YOUR TASK: The entries below must be copied exactly as they are.

PROVIDED INFORMATION:

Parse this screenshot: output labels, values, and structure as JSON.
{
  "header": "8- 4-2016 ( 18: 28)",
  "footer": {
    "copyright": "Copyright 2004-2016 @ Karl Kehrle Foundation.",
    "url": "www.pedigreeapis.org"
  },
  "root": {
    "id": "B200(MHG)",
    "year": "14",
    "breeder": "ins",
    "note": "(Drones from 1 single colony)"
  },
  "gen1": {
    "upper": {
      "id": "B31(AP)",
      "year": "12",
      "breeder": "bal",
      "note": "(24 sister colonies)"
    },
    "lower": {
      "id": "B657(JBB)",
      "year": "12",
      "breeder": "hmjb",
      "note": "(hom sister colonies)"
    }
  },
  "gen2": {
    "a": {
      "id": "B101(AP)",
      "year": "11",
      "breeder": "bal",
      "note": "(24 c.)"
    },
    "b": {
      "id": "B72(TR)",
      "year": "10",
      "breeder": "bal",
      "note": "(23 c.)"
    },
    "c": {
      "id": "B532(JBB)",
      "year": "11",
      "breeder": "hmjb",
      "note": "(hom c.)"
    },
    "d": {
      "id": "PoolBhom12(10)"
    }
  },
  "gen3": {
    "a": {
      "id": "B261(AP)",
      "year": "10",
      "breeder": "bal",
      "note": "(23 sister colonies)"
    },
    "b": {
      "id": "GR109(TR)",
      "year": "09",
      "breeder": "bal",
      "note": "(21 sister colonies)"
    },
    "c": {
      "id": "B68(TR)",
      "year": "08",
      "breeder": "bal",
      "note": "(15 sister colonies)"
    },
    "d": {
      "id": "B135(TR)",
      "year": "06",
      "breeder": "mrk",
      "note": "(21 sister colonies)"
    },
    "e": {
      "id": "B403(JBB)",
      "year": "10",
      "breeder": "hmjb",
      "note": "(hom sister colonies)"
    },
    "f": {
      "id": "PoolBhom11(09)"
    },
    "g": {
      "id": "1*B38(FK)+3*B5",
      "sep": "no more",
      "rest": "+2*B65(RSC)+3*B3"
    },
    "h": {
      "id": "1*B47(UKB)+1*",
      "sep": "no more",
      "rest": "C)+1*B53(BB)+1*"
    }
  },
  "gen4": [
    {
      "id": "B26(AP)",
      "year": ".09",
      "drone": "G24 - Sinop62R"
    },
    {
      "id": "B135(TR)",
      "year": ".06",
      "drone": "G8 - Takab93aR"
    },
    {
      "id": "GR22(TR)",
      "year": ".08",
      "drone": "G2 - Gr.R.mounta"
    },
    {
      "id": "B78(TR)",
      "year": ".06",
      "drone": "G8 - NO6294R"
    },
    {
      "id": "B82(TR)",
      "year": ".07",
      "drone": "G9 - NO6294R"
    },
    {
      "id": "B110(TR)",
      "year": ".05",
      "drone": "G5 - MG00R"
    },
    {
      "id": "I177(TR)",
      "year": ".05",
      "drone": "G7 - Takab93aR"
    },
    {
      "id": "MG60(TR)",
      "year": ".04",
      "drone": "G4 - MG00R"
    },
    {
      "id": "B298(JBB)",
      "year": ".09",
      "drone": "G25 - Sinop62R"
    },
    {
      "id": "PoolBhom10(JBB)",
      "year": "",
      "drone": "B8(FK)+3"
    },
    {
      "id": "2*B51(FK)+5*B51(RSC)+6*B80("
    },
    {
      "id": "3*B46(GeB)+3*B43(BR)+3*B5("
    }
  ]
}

WRITTEN REPLY:
Parse this screenshot: output labels, values, and structure as JSON.
{
  "header": "8- 4-2016 ( 18: 28)",
  "footer": {
    "copyright": "Copyright 2004-2016 @ Karl Kehrle Foundation.",
    "url": "www.pedigreeapis.org"
  },
  "root": {
    "id": "B200(MHG)",
    "year": "14",
    "breeder": "ins",
    "note": "(Drones from 1 single colony)"
  },
  "gen1": {
    "upper": {
      "id": "B31(AP)",
      "year": "12",
      "breeder": "bal",
      "note": "(24 sister colonies)"
    },
    "lower": {
      "id": "B657(JBB)",
      "year": "12",
      "breeder": "hmjb",
      "note": "(hom sister colonies)"
    }
  },
  "gen2": {
    "a": {
      "id": "B101(AP)",
      "year": "11",
      "breeder": "bal",
      "note": "(24 c.)"
    },
    "b": {
      "id": "B72(TR)",
      "year": "10",
      "breeder": "bal",
      "note": "(23 c.)"
    },
    "c": {
      "id": "B532(JBB)",
      "year": "11",
      "breeder": "hmjb",
      "note": "(hom c.)"
    },
    "d": {
      "id": "PoolBhom12(10)"
    }
  },
  "gen3": {
    "a": {
      "id": "B261(AP)",
      "year": "10",
      "breeder": "bal",
      "note": "(23 sister colonies)"
    },
    "b": {
      "id": "GR109(TR)",
      "year": "09",
      "breeder": "bal",
      "note": "(21 sister colonies)"
    },
    "c": {
      "id": "B68(TR)",
      "year": "08",
      "breeder": "bal",
      "note": "(15 sister colonies)"
    },
    "d": {
      "id": "B135(TR)",
      "year": "06",
      "breeder": "mrk",
      "note": "(21 sister colonies)"
    },
    "e": {
      "id": "B403(JBB)",
      "year": "10",
      "breeder": "hmjb",
      "note": "(hom sister colonies)"
    },
    "f": {
      "id": "PoolBhom11(09)"
    },
    "g": {
      "id": "1*B38(FK)+3*B5",
      "sep": "no more",
      "rest": "+2*B65(RSC)+3*B3"
    },
    "h": {
      "id": "1*B47(UKB)+1*",
      "sep": "no more",
      "rest": "C)+1*B53(BB)+1*"
    }
  },
  "gen4": [
    {
      "id": "B26(AP)",
      "year": ".09",
      "drone": "G24 - Sinop62R"
    },
    {
      "id": "B135(TR)",
      "year": ".06",
      "drone": "G8 - Takab93aR"
    },
    {
      "id": "GR22(TR)",
      "year": ".08",
      "drone": "G2 - Gr.R.mounta"
    },
    {
      "id": "B78(TR)",
      "year": ".06",
      "drone": "G8 - NO6294R"
    },
    {
      "id": "B82(TR)",
      "year": ".07",
      "drone": "G9 - NO6294R"
    },
    {
      "id": "B110(TR)",
      "year": ".05",
      "drone": "G5 - MG00R"
    },
    {
      "id": "I177(TR)",
      "year": ".05",
      "drone": "G7 - Takab93aR"
    },
    {
      "id": "MG60(TR)",
      "year": ".04",
      "drone": "G4 - MG00R"
    },
    {
      "id": "B298(JBB)",
      "year": ".09",
      "drone": "G25 - Sinop62R"
    },
    {
      "id": "PoolBhom10(JBB)",
      "year": "",
      "drone": "B8(FK)+3"
    },
    {
      "id": "2*B51(FK)+5*B51(RSC)+6*B80("
    },
    {
      "id": "3*B46(GeB)+3*B43(BR)+3*B5("
    }
  ]
}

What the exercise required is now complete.